Zari is running as an independent candidate from the Bajaur district of Pakistan's Federally Administered Tribal Areas, situated along the Afghan border west of Khyber Pakhtunkhwa province and the Swat Valley -- a Taliban stronghold rife with violence. The Taliban have threatened candidates with death, although Zari told UPI Next she has not received any threats.
She is running against 24 male candidates, including a local landlord member of the socially conservative and Islamist Jamaat-e-Islam.
"Although I am uneducated, I thought I should do something for the people, especially the women of my area," she said by cell phone.
The situation in her area "is not as bad as it is portrayed in the media," she said, adding that women veil their faces and cover themselves so strangers cannot see them, "but they also get an education." She spoke in Pashto, while her sister-in-law, who has a master's degree in physics, translated.
Zari said her religious duty is to promote health and education in her community, and that women of her area are willing to vote for her.
"Many got their national identity cards made so they could vote," she said.
She also has male support, she said.
"Men of my family and village, Arang in Bajaur Agency, have applauded my decision and are supporting me. Mohammad Sultan, my husband, is the principal of the school in Bajaur is also helping me campaign, which we are doing door-to-door.

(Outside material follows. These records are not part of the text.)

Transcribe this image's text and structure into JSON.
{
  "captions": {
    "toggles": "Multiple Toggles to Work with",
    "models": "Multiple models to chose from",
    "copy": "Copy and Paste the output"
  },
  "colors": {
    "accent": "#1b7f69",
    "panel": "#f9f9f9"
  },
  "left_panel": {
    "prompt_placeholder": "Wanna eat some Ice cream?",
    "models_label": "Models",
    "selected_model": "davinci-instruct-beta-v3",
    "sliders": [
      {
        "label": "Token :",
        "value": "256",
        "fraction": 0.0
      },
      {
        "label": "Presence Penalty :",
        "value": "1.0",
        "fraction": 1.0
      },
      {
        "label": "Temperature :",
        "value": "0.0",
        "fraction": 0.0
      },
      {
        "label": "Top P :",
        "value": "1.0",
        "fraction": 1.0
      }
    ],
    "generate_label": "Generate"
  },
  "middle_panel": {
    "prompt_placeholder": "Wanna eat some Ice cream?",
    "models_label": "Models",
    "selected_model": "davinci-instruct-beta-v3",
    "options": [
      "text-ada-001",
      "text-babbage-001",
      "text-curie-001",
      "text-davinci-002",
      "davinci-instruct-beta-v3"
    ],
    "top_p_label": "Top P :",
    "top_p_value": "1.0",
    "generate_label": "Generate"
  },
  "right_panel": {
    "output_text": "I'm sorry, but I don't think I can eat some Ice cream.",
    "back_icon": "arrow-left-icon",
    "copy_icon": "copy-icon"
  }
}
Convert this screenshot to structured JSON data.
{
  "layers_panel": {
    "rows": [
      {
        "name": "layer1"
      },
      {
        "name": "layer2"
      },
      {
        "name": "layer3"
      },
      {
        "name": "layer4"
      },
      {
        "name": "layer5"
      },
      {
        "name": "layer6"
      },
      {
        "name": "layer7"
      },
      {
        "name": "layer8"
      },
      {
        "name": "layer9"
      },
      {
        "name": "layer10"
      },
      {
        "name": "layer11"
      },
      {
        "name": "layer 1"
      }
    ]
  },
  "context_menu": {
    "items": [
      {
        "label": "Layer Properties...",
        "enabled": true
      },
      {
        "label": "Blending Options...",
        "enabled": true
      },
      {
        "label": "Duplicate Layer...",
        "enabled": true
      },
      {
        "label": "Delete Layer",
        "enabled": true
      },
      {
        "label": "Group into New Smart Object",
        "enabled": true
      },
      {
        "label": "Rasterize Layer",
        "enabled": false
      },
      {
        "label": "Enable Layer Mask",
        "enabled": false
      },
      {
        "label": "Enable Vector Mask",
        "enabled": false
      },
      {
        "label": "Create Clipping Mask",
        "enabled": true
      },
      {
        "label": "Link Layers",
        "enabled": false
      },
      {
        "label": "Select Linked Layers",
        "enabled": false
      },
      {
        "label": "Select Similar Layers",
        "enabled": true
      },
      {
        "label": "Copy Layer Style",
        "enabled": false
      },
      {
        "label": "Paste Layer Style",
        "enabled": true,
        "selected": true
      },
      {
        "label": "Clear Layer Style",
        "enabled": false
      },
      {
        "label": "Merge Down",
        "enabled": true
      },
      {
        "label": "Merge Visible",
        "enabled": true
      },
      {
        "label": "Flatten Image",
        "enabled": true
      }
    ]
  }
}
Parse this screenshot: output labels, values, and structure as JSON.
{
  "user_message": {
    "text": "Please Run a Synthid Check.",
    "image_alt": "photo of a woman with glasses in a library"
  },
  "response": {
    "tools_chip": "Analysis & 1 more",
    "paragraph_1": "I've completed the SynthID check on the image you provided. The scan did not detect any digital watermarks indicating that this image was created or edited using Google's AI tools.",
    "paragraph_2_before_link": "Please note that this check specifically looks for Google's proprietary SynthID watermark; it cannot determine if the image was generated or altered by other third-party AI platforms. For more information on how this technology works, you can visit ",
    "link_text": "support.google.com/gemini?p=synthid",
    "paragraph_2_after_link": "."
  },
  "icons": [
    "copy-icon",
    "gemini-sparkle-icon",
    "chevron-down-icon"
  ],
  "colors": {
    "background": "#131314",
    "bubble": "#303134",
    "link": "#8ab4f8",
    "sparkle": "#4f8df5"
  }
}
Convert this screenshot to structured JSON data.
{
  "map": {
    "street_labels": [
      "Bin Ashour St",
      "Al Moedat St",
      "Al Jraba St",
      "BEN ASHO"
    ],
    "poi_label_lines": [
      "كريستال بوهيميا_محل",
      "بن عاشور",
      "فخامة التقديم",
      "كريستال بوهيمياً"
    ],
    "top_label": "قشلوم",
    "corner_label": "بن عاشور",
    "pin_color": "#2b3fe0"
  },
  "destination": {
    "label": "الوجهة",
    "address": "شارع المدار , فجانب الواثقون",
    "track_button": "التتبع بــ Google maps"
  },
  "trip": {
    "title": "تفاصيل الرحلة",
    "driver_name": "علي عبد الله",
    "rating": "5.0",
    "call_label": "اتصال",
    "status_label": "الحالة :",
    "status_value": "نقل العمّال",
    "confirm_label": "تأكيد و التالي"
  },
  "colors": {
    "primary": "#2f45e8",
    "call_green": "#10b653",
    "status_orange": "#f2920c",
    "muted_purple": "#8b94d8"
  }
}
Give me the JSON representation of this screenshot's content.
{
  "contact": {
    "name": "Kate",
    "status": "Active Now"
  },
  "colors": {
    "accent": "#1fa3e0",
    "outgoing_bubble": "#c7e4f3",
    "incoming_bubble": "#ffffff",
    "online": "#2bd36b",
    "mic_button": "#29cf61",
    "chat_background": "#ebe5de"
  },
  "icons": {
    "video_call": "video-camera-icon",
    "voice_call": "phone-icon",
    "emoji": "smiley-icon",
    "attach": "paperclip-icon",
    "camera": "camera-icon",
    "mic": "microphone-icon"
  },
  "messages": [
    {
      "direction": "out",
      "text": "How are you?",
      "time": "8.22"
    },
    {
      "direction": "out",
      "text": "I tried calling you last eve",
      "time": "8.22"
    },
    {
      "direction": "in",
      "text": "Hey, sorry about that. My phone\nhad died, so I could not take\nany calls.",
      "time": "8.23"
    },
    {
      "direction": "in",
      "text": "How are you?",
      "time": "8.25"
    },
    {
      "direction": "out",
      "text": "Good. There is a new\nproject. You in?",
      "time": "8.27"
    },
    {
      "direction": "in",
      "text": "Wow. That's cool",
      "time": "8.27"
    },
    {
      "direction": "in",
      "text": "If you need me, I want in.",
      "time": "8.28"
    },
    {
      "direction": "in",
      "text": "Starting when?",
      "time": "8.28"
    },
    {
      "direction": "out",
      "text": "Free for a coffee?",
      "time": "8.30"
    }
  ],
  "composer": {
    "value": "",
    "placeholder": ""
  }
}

He and my brother-in-law, who is a doctor, also campaign for me by talking to the people they meet during their profession."
She said no party offered her an election slot and that she does not want to be part of a party.
"My manifesto is to work to improve the situation of education and health in my area," Zari said. She wants to help provide employment for orphans and widows by establishing centers where they can learn marketable skills.
Pakistani law reserves 60 National Assembly seats for women. Of the 4,671 candidates running for seats, 161 are female. At the provincial assembly level, 355 of the roughly 11,000 candidates are women. Almost 50 percent of the country's voters are women.
"The large ratio of female votes can turn an election," former Election Commission officer Shoaib Ashraf, a lawyer, told UPI Next. "Males have become aware of the importance of the female vote and therefore those who had forbidden their females from voting in the past have allowed them to not only vote but contest these elections."
The emergence of female candidates in terrorism-prone tribal areas such as Bajaur is an "unprecedented welcome step," Human Rights Minister Anis Haroon said.
"This will empower the women of these areas," Haroon told UPI Next.
"Even though they will not win, this symbolic process reveals that a change has come in the mindset of the society which will pave a path for more changes regarding women in the future," he said.
Haroon said the process "no doubt has male support," calling it "a great political statement."
"We will probably be seeing a greater female voter turnout in the May 11 elections as compared to no females voting as in the past," he said.
"There is hope," he said, "that this change will allow women to resolve issues faced by women in these areas."